Haley Williams has a Bachelor of Communication in Journalism and over a decade of experience in the media, marketing and communications industries.

She is a widely published journalist with a particular interest in writing magazine features on parenting, health, fitness, nutrition and education.

Before becoming a freelance journalist, Haley worked as a writer for NeoLife (a worldwide nutrition company), News Limited and APN News & Media.

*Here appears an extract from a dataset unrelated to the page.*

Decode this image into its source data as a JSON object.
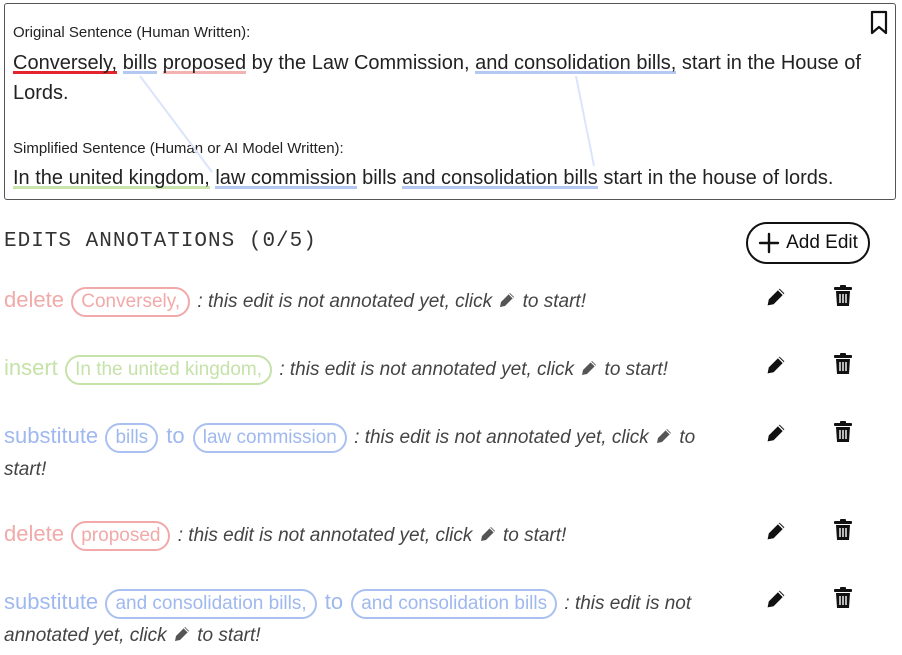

Haley also has extensive experience as an SEO Content Writer and Digital Marketing Strategist.